Exercise:
Across all the records, filter for lines with the word "size" and copy them.

════════════════

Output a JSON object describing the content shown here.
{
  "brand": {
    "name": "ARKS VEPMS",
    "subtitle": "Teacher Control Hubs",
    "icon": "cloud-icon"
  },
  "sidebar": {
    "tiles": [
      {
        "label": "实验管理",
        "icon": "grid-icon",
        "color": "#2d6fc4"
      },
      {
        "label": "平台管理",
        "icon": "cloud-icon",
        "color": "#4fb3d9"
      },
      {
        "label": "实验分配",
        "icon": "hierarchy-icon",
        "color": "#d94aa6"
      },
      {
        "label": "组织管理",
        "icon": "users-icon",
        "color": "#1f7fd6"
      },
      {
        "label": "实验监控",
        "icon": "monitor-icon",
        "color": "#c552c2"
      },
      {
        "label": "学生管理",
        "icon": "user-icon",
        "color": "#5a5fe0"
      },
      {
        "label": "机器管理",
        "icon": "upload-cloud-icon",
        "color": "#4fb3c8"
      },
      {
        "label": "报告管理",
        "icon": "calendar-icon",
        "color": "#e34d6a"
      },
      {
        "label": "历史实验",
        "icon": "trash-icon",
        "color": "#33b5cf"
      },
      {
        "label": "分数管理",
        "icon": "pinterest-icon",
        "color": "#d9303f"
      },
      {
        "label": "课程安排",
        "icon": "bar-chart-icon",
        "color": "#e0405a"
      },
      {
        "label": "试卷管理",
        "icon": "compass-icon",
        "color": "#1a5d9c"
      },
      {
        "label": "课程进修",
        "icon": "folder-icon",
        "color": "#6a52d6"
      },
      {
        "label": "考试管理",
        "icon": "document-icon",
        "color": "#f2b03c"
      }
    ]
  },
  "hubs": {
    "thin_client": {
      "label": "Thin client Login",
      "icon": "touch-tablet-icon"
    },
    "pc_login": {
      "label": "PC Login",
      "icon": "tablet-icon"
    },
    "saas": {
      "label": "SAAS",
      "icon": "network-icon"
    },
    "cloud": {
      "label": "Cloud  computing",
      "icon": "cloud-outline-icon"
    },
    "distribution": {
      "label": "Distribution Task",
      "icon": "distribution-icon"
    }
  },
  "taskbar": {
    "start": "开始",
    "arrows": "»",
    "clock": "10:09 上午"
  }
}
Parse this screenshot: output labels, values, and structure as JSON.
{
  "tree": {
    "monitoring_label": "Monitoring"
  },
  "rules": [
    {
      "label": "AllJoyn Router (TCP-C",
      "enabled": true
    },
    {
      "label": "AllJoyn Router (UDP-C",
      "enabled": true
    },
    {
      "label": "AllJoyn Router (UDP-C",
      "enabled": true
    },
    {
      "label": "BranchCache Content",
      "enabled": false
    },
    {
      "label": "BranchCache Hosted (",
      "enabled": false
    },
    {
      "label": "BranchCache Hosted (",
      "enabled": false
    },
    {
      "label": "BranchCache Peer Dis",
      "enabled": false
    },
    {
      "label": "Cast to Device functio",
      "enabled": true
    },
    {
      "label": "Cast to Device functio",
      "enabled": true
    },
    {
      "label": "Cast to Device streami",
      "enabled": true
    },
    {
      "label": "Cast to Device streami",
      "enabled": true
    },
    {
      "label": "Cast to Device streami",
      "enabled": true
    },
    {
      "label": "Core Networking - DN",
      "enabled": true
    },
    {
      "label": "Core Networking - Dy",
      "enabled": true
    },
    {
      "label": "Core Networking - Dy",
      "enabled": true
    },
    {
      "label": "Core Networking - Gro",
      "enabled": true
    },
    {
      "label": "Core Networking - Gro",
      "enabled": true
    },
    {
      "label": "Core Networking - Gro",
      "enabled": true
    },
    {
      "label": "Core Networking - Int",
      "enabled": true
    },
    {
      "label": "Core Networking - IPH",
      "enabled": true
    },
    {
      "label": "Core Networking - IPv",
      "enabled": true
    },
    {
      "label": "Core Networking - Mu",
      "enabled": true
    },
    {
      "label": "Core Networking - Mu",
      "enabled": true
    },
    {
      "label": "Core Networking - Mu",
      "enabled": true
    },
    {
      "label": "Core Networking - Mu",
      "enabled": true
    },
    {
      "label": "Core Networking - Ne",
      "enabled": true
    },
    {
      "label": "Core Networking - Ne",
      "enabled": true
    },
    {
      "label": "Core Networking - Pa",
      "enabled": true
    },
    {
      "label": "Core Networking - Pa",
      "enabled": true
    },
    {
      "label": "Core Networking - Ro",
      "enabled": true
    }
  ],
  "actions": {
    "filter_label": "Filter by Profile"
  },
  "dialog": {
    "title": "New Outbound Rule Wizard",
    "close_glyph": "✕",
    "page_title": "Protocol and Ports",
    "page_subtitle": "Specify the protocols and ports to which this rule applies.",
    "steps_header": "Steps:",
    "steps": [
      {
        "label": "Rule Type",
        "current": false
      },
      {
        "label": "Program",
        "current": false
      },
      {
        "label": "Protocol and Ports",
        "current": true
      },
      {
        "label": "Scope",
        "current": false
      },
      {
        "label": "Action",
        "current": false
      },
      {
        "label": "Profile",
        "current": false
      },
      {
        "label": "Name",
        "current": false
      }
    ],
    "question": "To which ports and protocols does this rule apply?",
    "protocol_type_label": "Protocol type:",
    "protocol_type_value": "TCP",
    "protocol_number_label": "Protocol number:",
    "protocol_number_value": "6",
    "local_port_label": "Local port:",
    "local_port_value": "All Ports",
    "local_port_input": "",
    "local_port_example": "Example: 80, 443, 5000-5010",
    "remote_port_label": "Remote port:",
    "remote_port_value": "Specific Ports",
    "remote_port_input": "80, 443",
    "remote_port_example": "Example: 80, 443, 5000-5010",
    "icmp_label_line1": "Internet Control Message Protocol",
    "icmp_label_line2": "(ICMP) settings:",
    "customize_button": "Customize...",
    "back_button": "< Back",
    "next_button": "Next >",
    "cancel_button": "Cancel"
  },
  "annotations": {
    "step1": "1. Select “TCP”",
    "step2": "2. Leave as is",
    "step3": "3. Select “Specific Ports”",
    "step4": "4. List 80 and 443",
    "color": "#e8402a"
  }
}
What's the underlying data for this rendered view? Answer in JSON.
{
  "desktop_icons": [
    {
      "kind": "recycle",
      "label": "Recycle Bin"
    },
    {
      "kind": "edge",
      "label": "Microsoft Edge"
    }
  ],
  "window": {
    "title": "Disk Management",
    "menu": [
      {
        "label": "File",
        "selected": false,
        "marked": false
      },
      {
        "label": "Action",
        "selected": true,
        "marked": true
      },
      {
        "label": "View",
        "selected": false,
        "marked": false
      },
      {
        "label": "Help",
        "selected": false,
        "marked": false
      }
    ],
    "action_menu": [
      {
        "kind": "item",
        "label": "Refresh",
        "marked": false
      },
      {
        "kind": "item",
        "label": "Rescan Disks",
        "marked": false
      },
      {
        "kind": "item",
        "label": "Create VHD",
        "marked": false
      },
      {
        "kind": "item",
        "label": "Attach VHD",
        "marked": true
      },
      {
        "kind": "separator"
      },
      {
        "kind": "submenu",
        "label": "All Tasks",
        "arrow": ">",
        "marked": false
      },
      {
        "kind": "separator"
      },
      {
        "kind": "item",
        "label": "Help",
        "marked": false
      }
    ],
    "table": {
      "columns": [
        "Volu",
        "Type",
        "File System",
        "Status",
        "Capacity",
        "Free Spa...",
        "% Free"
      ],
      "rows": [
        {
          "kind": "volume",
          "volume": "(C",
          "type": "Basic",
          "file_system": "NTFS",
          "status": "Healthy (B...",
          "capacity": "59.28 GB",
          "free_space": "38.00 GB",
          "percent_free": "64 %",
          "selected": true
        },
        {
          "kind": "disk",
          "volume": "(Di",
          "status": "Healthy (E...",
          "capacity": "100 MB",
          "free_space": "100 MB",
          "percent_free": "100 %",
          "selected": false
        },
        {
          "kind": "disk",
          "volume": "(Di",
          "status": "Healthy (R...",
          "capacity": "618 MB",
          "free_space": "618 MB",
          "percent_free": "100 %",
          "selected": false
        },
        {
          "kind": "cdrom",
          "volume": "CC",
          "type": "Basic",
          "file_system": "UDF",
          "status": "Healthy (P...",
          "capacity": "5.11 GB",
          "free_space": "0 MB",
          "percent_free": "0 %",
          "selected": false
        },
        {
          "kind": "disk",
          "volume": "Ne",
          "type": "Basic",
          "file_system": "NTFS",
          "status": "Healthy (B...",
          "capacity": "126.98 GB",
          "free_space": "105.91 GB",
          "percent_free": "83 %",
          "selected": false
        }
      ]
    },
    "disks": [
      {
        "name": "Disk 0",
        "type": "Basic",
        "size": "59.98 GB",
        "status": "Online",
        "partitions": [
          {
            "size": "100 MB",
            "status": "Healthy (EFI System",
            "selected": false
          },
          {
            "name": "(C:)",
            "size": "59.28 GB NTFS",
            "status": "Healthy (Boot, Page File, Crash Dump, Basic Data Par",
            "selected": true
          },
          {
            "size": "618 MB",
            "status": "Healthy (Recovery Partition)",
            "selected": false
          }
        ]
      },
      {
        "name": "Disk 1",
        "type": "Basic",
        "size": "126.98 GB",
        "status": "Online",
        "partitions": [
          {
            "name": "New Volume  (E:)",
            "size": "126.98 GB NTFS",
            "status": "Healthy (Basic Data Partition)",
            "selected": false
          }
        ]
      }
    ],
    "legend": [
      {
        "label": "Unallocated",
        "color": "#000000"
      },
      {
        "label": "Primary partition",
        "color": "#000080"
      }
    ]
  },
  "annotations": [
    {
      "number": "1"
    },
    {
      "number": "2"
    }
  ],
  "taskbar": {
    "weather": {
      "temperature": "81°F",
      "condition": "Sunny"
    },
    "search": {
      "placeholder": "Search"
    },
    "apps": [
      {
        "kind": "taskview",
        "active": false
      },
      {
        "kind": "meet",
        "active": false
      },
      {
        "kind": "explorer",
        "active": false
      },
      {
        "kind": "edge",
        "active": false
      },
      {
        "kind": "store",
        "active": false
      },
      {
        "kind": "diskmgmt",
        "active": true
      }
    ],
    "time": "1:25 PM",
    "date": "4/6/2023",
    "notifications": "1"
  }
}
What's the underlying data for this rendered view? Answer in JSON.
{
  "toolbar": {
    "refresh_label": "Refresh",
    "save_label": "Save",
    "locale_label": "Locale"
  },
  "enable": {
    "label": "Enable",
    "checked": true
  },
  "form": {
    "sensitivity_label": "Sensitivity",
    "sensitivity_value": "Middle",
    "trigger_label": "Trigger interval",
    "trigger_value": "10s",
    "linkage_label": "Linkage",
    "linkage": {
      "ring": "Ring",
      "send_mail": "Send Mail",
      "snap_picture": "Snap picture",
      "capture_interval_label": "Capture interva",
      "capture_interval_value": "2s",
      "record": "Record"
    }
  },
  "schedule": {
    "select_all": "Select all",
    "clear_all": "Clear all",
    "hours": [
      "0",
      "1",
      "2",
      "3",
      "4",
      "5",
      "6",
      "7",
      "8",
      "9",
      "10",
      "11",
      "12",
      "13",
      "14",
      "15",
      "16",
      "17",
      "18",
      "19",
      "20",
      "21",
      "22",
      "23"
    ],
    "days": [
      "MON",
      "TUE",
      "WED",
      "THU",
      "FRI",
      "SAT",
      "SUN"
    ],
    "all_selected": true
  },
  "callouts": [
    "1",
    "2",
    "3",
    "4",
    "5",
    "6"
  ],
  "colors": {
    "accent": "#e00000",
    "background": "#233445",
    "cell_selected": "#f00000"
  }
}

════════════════

Answer:
        "size": "59.98 GB",
            "size": "100 MB",
            "size": "59.28 GB NTFS",
            "size": "618 MB",
        "size": "126.98 GB",
            "size": "126.98 GB NTFS",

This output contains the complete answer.